A second batch of silicate speckle, was made up using identical process steps to Example 1, other than that Pigment Green 7 was used instead of E104 and E131 to give a speckle, hereinafter ‘green speckle 2’, having the composition:
The following machine dishwashing detergent compositions were prepared (parts by weight). Compositions A and D are comparative compositions, compositions B, C and E to G are in accord with the invention.
Comparative Testing—Glassware Pattern Protection
The glass pattern protection performance of Compositions B and E, in accord with the invention was compared to that of comparative Compositions A and D using the following three hundred-cycle test procedure.

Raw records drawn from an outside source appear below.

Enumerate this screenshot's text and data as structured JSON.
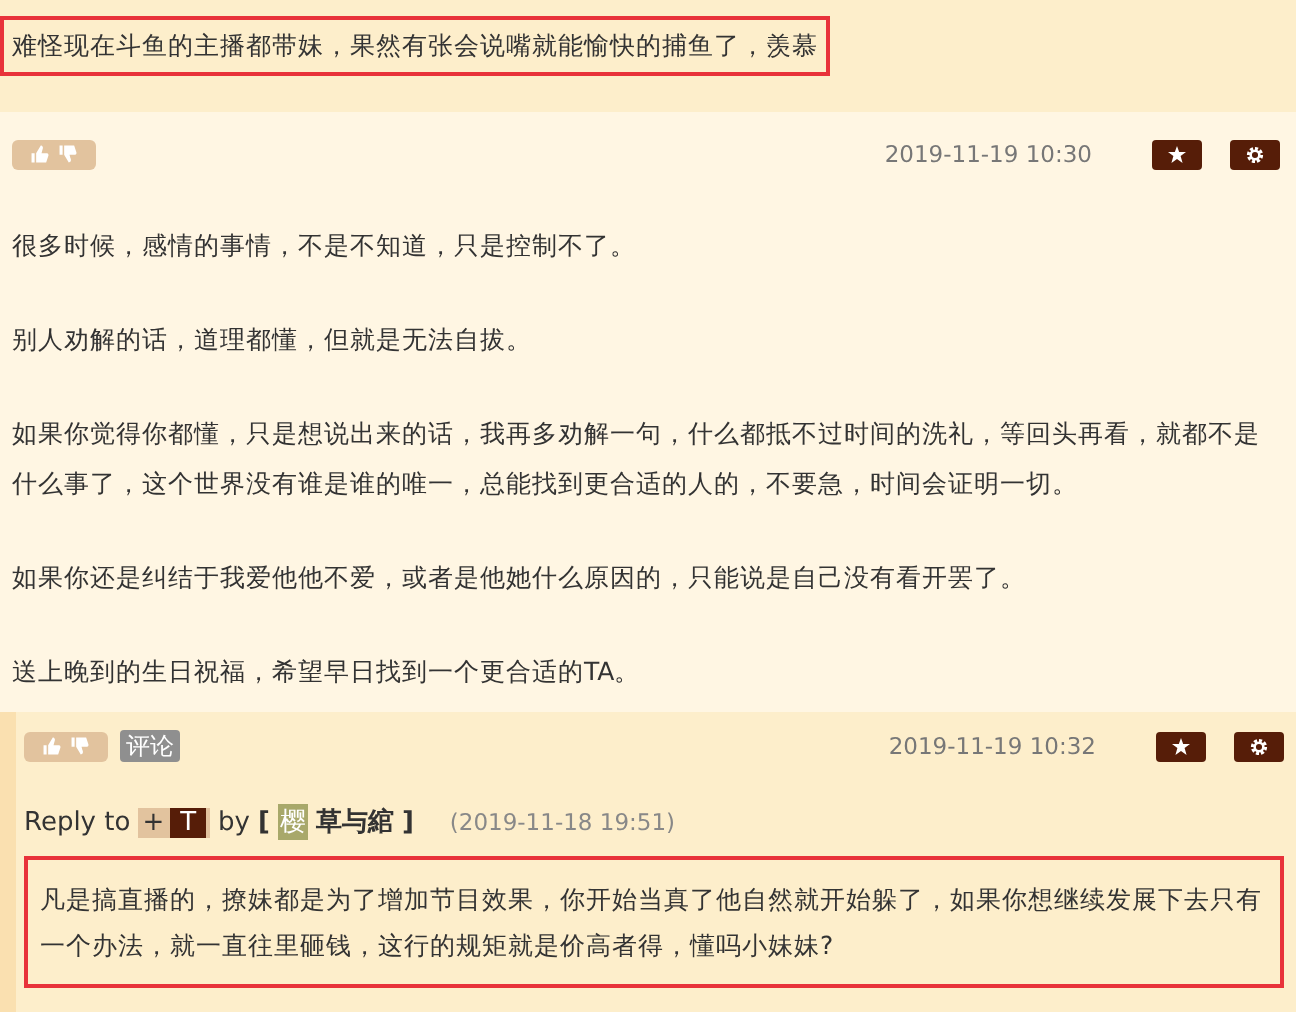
{
  "top_comment": {
    "text": "难怪现在斗鱼的主播都带妹，果然有张会说嘴就能愉快的捕鱼了，羡慕",
    "highlighted": true
  },
  "post": {
    "date": "2019-11-19 10:30",
    "paragraphs": [
      "很多时候，感情的事情，不是不知道，只是控制不了。",
      "别人劝解的话，道理都懂，但就是无法自拔。",
      "如果你觉得你都懂，只是想说出来的话，我再多劝解一句，什么都抵不过时间的洗礼，等回头再看，就都不是什么事了，这个世界没有谁是谁的唯一，总能找到更合适的人的，不要急，时间会证明一切。",
      "如果你还是纠结于我爱他他不爱，或者是他她什么原因的，只能说是自己没有看开罢了。",
      "送上晚到的生日祝福，希望早日找到一个更合适的TA。"
    ]
  },
  "reply": {
    "tag": "评论",
    "date": "2019-11-19 10:32",
    "reply_to": {
      "prefix": "Reply to",
      "plus": "+",
      "user_initial": "T",
      "by": "by",
      "open": "[",
      "avatar": "樱",
      "name": "草与綰",
      "close": "]",
      "date": "(2019-11-18 19:51)"
    },
    "text": "凡是搞直播的，撩妹都是为了增加节目效果，你开始当真了他自然就开始躲了，如果你想继续发展下去只有一个办法，就一直往里砸钱，这行的规矩就是价高者得，懂吗小妹妹?",
    "highlighted": true
  }
}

In testing each composition, a set of twelve household glasses was placed in the upper rack of a Bosch Siemens SMS6032 (tradename) machine dishwasher. The 65° C. wash setting was selected, the wash process comprising main wash and rinse cycles. 20 grams of compositions A and B, and 40 grams of compositions D and E was employed respectively, for each complete wash process. Additionally 54 g of a representative food soil was added to each machine. The feed water hardness was 18° German Hardness (321 ppm CaCO3 equivalent). Dishwasher salt was employed to reduce the in wash water hardness to about 2° German Hardness (36 ppm CaCNa3 equivalent). The set of twelve glasses was washed three hundred times, with a period of cooling, in which the dishwsaher door was left open, being allowed between each complete wash cycle.
At the end of the three hundredth wash process the glasses were removed and then graded for glass filming and clouding effects. The grading was performed by 2 expert graders and the results averaged for each of the twelve glasses. Grading was through visual inspection for both filming and removable clouding according to the following scales
Results were as follows: (average of the 2 gradings from the panellists)
The overall glass protection profile of Compositions B and E is hence seen to be better than that of related comparative Compositions A and D.
Compositions are made up having identical compositions to those of B, C and E to G of Example 3, other than that the ‘green speckle 1’ is replaced by the ‘green speckle 2’ of Example 2 at identical levels of incorporation.